══ Source data ══
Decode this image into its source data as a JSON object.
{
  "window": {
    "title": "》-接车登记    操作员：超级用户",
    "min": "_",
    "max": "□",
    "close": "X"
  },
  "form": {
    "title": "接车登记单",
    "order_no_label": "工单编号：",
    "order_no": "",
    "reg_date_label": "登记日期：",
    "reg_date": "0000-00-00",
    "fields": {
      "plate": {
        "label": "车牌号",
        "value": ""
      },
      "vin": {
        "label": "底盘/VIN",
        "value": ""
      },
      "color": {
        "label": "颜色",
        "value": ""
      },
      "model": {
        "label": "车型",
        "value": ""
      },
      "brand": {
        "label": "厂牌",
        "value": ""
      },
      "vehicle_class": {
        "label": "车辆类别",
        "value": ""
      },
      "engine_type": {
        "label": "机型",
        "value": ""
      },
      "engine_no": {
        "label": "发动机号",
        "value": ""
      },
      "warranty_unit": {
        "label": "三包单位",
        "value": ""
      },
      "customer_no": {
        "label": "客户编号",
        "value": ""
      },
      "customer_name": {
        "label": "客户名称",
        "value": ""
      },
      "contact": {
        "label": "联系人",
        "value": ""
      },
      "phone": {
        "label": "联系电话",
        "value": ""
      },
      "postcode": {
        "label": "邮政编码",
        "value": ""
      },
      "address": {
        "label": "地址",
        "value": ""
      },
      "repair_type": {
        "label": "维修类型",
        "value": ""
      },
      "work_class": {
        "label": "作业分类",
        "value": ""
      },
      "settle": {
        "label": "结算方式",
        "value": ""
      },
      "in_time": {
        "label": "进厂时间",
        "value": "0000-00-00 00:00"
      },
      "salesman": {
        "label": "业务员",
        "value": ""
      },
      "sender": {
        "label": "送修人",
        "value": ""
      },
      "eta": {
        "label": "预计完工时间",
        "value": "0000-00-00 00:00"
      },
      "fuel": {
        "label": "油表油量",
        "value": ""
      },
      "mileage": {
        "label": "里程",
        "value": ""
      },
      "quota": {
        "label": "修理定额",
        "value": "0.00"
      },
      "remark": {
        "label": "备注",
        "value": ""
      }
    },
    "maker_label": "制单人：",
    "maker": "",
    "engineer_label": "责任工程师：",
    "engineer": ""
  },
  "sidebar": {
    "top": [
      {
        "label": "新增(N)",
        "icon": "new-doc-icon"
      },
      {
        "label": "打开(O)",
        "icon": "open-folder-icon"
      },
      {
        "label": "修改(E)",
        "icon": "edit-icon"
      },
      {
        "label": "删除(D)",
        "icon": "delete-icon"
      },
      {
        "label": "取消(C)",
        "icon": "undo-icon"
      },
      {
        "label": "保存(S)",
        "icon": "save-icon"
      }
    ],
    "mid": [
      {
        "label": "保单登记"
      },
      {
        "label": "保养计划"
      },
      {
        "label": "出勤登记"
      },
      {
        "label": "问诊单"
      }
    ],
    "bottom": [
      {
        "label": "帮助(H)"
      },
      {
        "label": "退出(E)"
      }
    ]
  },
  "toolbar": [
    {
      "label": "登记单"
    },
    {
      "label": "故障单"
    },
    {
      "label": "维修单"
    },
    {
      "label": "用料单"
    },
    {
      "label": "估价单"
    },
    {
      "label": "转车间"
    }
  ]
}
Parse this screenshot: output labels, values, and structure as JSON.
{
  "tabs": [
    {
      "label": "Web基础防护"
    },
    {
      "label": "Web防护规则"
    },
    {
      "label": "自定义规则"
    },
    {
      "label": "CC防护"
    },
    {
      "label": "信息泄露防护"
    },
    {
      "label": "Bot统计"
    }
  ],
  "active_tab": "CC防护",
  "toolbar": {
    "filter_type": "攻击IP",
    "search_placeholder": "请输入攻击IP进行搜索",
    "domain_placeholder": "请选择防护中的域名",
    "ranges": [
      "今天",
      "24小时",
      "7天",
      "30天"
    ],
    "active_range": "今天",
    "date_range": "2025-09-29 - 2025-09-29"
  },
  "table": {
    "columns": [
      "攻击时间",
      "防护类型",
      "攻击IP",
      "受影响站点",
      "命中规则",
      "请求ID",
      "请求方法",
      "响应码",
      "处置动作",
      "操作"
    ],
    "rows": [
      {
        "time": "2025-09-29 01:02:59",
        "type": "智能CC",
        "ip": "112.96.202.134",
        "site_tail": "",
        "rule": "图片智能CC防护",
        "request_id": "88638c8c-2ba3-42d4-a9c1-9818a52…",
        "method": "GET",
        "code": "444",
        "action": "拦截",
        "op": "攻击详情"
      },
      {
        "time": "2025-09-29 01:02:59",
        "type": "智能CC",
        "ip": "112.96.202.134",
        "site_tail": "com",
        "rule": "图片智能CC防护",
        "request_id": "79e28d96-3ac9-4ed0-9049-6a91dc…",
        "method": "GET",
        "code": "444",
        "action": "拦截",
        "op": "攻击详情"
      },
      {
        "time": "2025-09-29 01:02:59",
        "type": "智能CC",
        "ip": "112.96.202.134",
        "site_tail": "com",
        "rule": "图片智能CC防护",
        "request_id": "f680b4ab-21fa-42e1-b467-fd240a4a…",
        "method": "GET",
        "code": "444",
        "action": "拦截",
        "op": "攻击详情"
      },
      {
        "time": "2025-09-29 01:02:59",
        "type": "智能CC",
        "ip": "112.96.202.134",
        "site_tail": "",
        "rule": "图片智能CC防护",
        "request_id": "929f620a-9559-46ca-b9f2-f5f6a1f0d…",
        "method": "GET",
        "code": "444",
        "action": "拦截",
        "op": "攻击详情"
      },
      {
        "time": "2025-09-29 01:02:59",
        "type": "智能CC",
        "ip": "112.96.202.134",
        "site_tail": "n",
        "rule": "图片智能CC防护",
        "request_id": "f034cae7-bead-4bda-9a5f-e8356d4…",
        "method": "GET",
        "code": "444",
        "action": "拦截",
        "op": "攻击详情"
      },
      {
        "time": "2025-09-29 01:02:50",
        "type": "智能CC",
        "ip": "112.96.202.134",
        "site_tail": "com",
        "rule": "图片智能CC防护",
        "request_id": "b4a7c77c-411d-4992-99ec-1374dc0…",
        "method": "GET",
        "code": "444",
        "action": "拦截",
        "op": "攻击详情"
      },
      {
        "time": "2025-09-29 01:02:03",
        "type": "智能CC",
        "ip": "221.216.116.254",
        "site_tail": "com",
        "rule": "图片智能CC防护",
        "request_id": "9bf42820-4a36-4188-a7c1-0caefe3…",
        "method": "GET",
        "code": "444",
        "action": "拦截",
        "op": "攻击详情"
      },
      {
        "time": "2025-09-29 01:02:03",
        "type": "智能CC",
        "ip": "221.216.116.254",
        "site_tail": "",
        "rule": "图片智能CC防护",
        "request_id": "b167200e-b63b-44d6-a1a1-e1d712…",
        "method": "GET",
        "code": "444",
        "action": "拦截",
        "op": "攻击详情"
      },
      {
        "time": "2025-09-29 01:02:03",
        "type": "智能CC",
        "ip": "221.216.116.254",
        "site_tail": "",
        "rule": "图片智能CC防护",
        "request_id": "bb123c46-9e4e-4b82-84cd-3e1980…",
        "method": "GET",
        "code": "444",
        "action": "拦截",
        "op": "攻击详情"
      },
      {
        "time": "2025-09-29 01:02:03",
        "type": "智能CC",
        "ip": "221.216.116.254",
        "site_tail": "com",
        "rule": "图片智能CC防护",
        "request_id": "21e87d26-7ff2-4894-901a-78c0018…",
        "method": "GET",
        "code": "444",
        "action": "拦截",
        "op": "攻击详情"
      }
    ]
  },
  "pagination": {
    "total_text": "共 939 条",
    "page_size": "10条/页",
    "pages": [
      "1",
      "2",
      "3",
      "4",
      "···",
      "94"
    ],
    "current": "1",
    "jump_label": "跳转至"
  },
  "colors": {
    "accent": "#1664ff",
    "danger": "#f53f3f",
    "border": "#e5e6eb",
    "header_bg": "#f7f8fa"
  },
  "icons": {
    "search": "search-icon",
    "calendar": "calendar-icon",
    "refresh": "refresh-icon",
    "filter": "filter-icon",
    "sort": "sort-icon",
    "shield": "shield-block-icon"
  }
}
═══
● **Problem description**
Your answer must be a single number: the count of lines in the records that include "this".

● **Expected output**
2